So when the Buhari administration accuses people of “playing politics” with Boko Haram, they are being willfully amnesiac and hypocritical. No one has played more politics with Boko Haram than Buhari and his enablers in APC in the build-up to the 2015 election. Even now, no one is playing more politics with Boko Haram than the government.

Most importantly, though, this is isn’t the first time Boko Haram has killed soldiers on the frontlines in large numbers. For instance, according to Premium Times reporter Nicholas Ibekwe, on July 14 this year, Boko Haram murdered more than 200 military personnel at a military facility in Jili. “Due to poor reporting that incident didn't go viral,” he said on Twitter. “Poor reporting” is obviously a cute euphemism for deliberate government suppression of negative news about Boko Haram.

Recall that on August 2, after Boko Haram murdered, yet again, scores of soldiers, Buhari pretended it didn’t happen and instead chose to meet with senators from his party who had threatened to defect to the PDP. He was more concerned with salvaging his failing reelection bid than he was with the tragic death of soldiers who sacrificed their lives in defense of the country. Isn’t this similar to, or even worse than, Jonathan’s attitude of blithe unconcern toward the Boko Haram tragedy in 2014?

As many international news organizations have noted, more soldiers have been killed by Boko Haram under Buhari’s watch than at any time since the insurgency started in 2009. At least 500 soldiers have died this year alone. Yet, all that the government and its minions do is lie blatantly, shamelessly, and interminably about defeating Boko Haram.

These dead soldiers are the sons, husbands, brothers, and cousins of humans like Buhari and us. A president who quickly ferried his son to Germany for world-class medical attention after he had an accident with a multi-million naira power bike couldn’t even as much as acknowledge the death of soldiers who died in defense of the land he leads until he was pressured and shamed into doing so. Yet he had the presence of mind to invite his incompetent service chiefs, whom he should have fired since last year if he was a sincere and competent leader, to grace his reelection campaign at the presidential villa.
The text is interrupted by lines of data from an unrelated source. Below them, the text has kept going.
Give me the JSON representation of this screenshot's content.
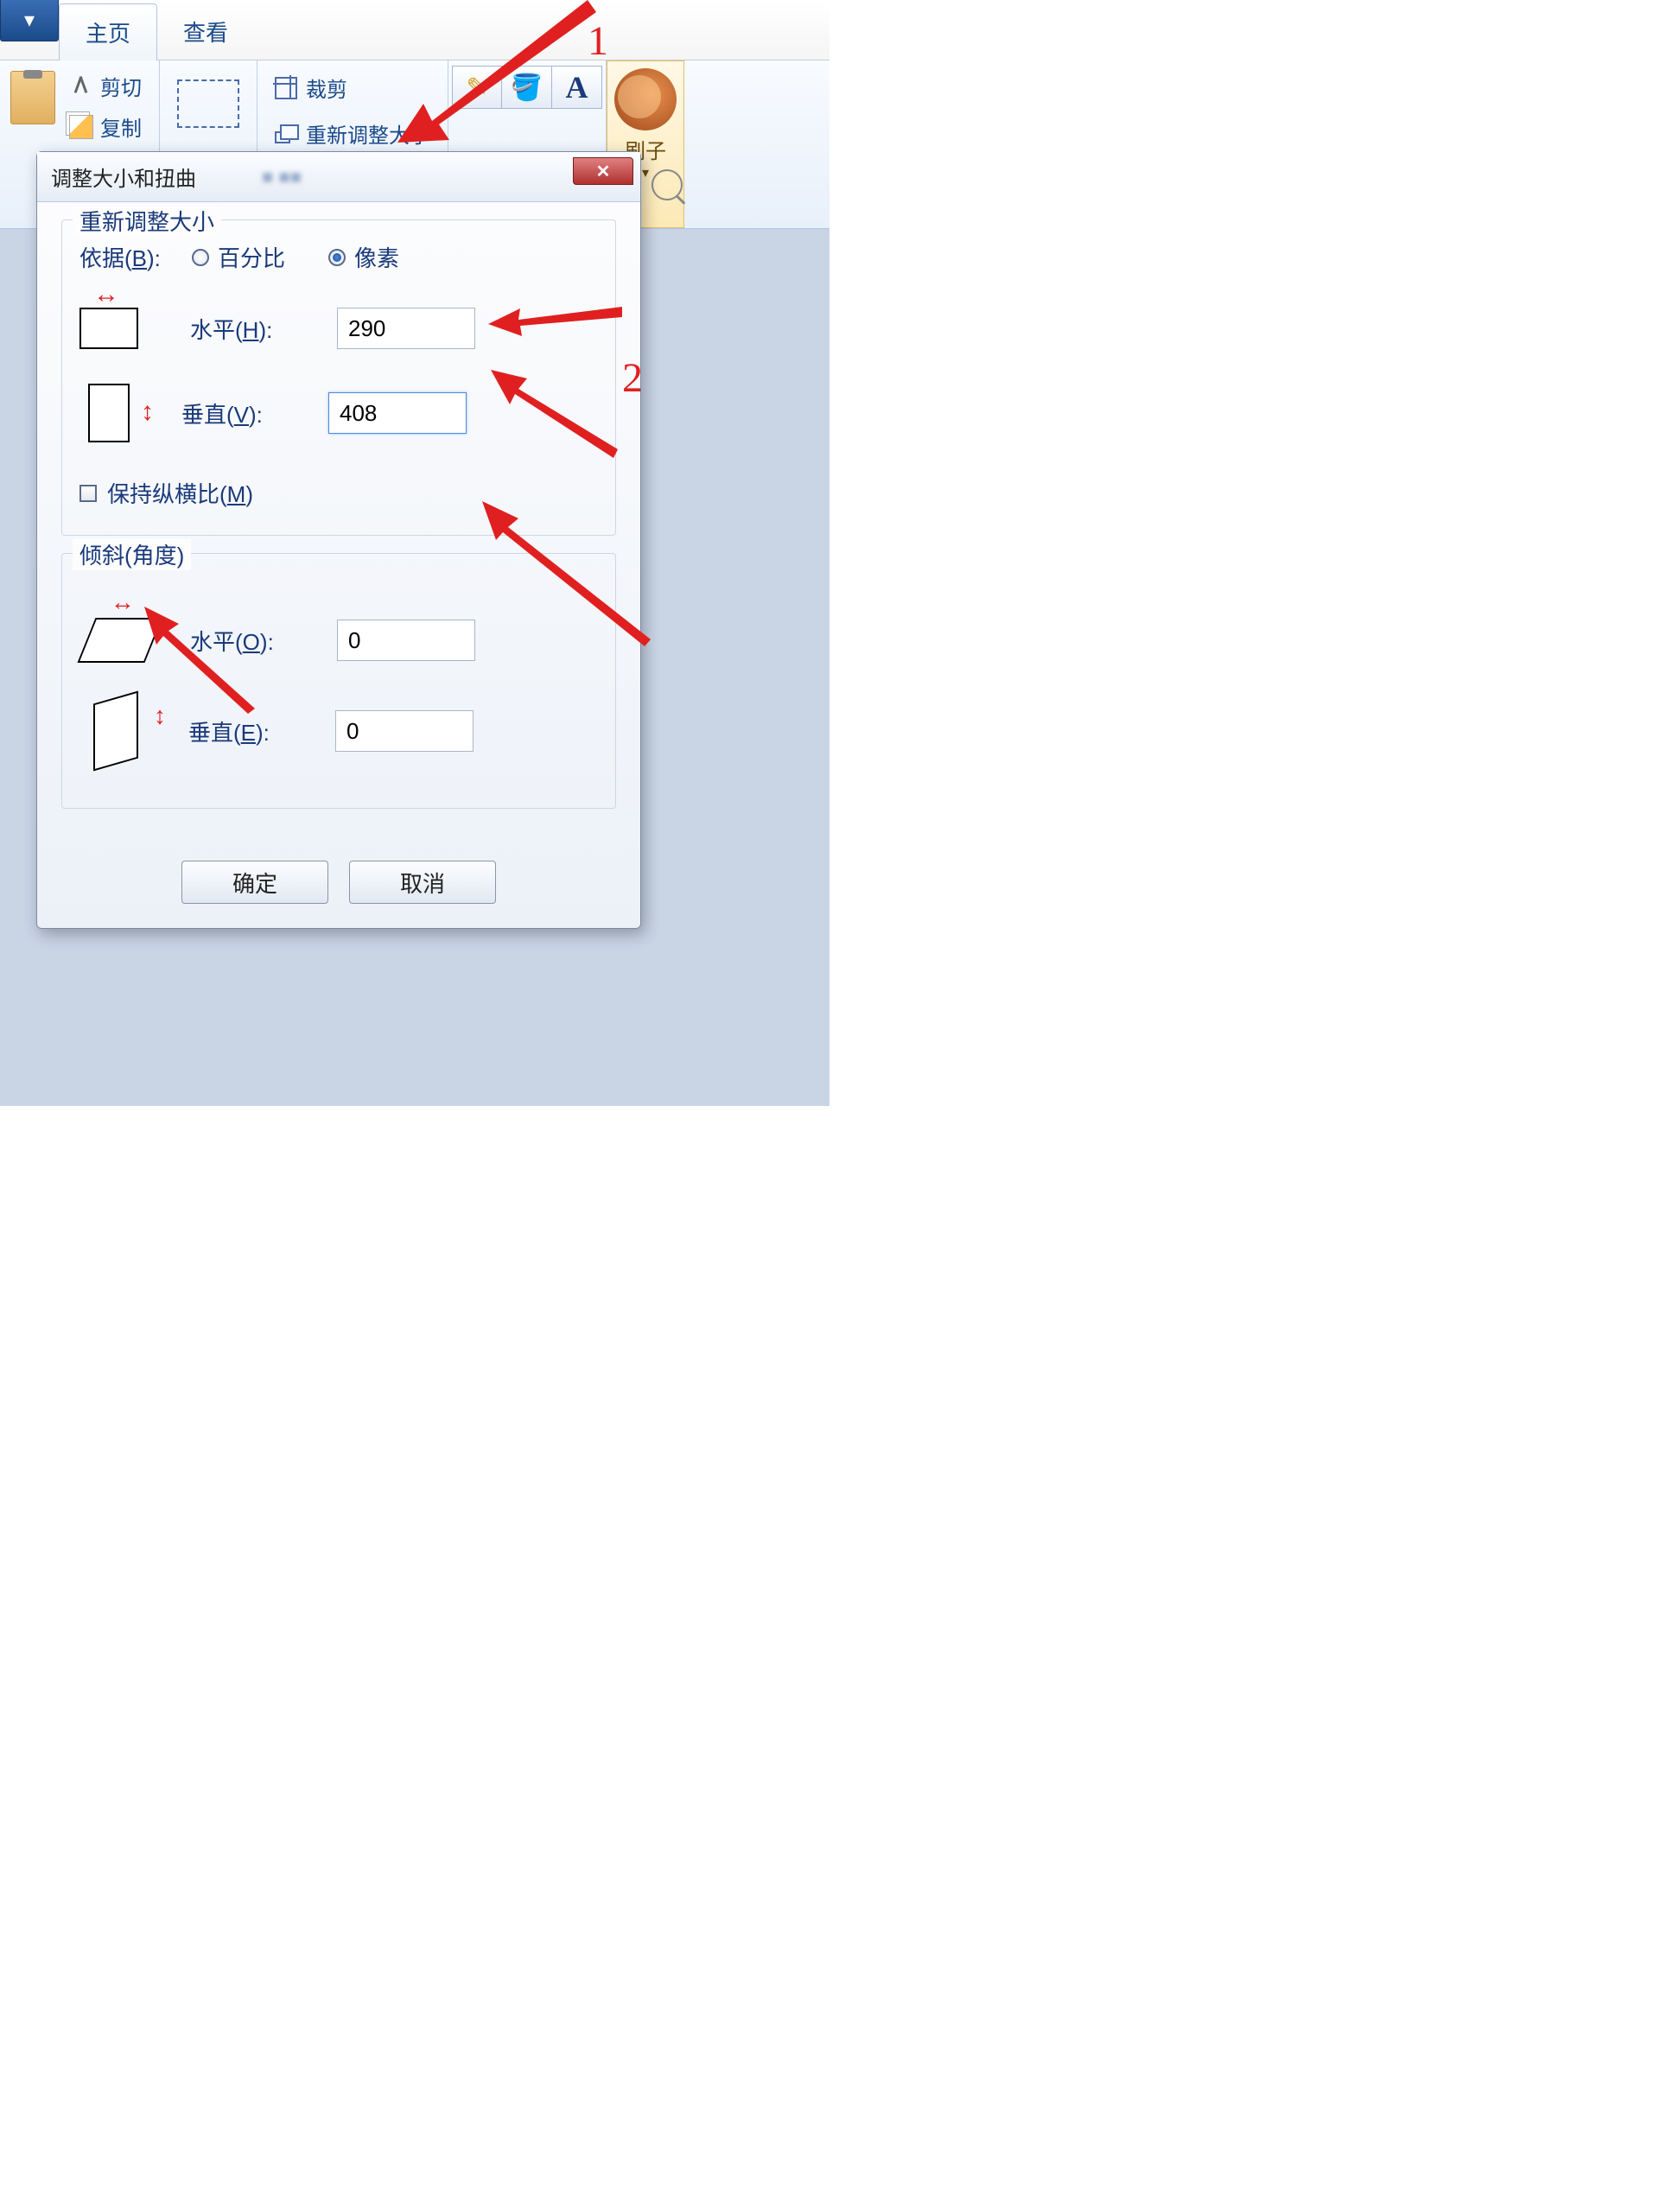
{
  "ribbon": {
    "tabs": {
      "home": "主页",
      "view": "查看"
    },
    "clipboard": {
      "cut": "剪切",
      "copy": "复制"
    },
    "image": {
      "crop": "裁剪",
      "resize": "重新调整大小"
    },
    "brushes_label": "刷子"
  },
  "dialog": {
    "title": "调整大小和扭曲",
    "resize": {
      "legend": "重新调整大小",
      "by_label": "依据(B):",
      "percent_label": "百分比",
      "pixels_label": "像素",
      "horizontal_label": "水平(H):",
      "vertical_label": "垂直(V):",
      "horizontal_value": "290",
      "vertical_value": "408",
      "aspect_label": "保持纵横比(M)",
      "by_selected": "pixels",
      "aspect_checked": false
    },
    "skew": {
      "legend": "倾斜(角度)",
      "horizontal_label": "水平(O):",
      "vertical_label": "垂直(E):",
      "horizontal_value": "0",
      "vertical_value": "0"
    },
    "ok_label": "确定",
    "cancel_label": "取消"
  },
  "annotations": {
    "one": "1",
    "two": "2"
  }
}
Amid this tragedy, a disturbing video is trending on social media of Nigerian soldiers on the frontlines complaining about their unpreparedness to fight Boko Haram. They show the viewer the military equipment they use, which they said were bought in 1983! Yet the government released one billion dollars for the purchase of ammunition. Asking soldiers to fight a well-armed, motivated, and nihilistic terrorist group like Boko Haram with equipment bought in 1983 is akin to sending them on a mass suicide mission. This is cruel and unconscionable! And it is precisely for this reason that Dasuki is still in jail. In Nigeria, sadly, the more things change, the more they remain the same.